- Access to multiple futures trading platforms: If you’re trading futures, Just2Trade gives you access to several trading platforms, including Sterling Trader Pro, one of the top direct-access platforms. You’ll also have access to OEC Trader, CQG Trader and the iBroker mobile app. You can test out a demo of the first three to see how they operate.
Drawbacks of Just2Trade
- Limited research and support: If you need a broker that provides research, investing education and general support, then Just2Trade probably is not for you. While the broker provides coverage of stocks using data from Morningstar, it doesn’t compare favorably to the extensive level of research offered for no extra fee at top brokers such as Charles Schwab and Merrill Edge. And these brokers, as well as Fidelity, are well-noted for their education offerings — getting new investors up to speed on how to invest with webinars and other tools.If you’re a high-volume trader or an investor who gets research from other sources, the limited research and support won’t be a drawback to you at all.
- No commission-free ETFs: Again, another thing that works against Just2Trade in attracting beginning investors is the fact that it doesn’t offer any commission-free ETFs. These are a staple for newer investors because they provide immediate diversification at a low cost. That said, the broker’s $2.50 trading commission is not exactly a tall order either, so beginners may be willing to overlook this drawback. Still, free is free.
- High minimum monthly commissions: If you’re trading on the broker’s per-share plan, Just2Trade requires a minimum of $333 in monthly commissions. If you don’t rack up that bill during the month, it’s still coming out of your account. Of course, this fee doesn’t apply to the broker’s per-trade plan, which has no minimum monthly trading commission. It should go without saying that you’ll have to trade a lot of shares to reach that minimum.
- A high account minimum: The broker’s relatively high account minimum also works against newer investors. Just2Trade requires a minimum of $2,500 in the account to begin trading, and if the amount falls below that minimum, the price per trade actually rises to $4. If your account dips below $2,000, you may be required to deposit more money before you’ll be able to resume trading. If you’re on the firm’s per-share pricing plan, you’ll need a minimum of $25,000 to trade.

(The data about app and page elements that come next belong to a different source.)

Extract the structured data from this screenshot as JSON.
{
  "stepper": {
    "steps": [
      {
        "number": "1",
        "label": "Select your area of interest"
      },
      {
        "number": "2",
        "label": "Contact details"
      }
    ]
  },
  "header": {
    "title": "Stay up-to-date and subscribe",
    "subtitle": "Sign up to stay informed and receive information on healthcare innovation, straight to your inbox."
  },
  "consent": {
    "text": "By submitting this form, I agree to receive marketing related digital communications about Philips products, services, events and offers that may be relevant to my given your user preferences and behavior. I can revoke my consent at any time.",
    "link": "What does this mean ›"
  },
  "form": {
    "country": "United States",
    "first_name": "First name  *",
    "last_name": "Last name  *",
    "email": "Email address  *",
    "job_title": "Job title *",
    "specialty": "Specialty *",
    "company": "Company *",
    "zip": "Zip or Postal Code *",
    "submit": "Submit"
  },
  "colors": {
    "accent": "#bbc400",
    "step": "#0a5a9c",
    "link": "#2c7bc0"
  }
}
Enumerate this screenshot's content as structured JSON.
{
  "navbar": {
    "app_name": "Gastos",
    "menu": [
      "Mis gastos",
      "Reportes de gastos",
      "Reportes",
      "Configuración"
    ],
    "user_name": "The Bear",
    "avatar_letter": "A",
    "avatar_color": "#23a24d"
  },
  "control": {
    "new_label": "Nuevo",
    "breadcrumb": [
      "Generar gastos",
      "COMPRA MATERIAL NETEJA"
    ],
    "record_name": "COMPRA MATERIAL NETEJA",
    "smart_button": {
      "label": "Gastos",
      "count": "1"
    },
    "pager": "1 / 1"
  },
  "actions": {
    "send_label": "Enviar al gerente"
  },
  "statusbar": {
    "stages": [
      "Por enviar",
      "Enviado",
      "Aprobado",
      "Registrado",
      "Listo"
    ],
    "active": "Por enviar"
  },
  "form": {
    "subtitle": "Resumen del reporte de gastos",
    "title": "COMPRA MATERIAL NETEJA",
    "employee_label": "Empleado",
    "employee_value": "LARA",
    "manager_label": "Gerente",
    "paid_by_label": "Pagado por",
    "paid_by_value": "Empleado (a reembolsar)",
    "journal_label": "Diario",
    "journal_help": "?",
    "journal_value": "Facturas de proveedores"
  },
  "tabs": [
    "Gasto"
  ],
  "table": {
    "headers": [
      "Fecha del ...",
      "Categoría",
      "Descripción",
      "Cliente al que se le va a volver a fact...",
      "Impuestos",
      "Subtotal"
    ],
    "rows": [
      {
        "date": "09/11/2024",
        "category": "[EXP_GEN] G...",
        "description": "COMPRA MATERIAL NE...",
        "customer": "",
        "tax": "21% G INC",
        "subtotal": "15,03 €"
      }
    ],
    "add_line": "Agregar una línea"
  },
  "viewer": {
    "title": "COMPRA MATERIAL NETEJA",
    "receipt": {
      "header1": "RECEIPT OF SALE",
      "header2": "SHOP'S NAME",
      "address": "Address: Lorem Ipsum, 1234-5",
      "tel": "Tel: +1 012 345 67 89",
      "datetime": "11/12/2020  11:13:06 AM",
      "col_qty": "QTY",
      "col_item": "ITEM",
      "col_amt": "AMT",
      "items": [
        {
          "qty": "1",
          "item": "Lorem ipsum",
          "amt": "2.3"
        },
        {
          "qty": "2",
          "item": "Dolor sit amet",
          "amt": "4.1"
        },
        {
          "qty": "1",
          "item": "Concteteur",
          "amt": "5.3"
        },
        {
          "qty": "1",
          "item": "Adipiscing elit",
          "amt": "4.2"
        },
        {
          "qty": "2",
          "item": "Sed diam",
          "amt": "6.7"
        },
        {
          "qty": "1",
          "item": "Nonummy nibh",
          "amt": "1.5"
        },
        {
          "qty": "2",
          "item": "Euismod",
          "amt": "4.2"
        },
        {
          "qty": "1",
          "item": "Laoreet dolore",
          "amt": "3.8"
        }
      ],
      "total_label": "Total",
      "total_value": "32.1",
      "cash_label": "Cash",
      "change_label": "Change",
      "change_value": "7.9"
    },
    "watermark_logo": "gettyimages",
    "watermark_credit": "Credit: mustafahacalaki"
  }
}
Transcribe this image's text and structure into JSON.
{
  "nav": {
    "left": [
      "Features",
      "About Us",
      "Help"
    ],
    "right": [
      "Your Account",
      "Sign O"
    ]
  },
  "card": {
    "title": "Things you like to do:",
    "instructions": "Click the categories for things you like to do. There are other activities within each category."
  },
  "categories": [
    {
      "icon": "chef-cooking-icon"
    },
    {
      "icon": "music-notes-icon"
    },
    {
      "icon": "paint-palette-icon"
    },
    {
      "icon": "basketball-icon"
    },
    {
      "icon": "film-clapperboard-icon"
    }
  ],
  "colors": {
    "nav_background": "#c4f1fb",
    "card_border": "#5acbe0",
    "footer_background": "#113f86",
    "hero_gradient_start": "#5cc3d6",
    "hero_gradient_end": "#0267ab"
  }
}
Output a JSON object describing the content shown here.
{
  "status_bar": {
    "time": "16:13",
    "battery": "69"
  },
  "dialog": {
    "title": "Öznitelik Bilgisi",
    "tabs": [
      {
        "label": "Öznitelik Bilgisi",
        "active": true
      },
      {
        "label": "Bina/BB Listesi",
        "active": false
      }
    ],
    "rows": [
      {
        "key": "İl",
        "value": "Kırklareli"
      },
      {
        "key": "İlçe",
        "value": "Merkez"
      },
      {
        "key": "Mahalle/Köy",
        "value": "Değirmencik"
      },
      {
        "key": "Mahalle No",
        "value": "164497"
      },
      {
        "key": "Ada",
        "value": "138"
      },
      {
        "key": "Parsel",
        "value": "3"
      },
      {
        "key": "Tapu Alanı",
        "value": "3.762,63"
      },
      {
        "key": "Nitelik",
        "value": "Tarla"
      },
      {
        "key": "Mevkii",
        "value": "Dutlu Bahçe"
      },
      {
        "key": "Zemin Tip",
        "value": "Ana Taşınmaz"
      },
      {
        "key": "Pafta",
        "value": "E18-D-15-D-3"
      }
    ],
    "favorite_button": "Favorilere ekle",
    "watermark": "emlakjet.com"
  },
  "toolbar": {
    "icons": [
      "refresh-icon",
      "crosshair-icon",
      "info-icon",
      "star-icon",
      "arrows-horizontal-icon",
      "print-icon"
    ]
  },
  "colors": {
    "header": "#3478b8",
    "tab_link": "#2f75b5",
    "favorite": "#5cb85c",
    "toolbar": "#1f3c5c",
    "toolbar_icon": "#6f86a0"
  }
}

Is Just2Trade safe?
Just2Trade has been around for nearly four decades and is a member of the Securities Investor Protection Corporation (SIPC). In the event that the broker is unable to return your assets, this membership protects investors up to $500,000 in assets (including up to $250,000 in cash-only assets). The broker goes one better, though, ensuring each account up to $25 million with excess coverage provided by Lloyd’s of London. None of this coverage will keep your investments in risk assets from declining in value, of course, but you are protected from financial troubles that originate with the broker.
If finding the lowest trading costs is your M.O., then Just2Trade ought to be in the running for the home of your new account. It promises low trading costs and delivers. However, it’s a one-trick pony, and those looking for more — research, for example — probably will want to look elsewhere.
Those who need a full-service broker while still getting low trading costs could check out Interactive Brokers. Those needing more guidance or research and willing to pay a bit more could consider Charles Schwab, Fidelity Investments and even Merrill Edge.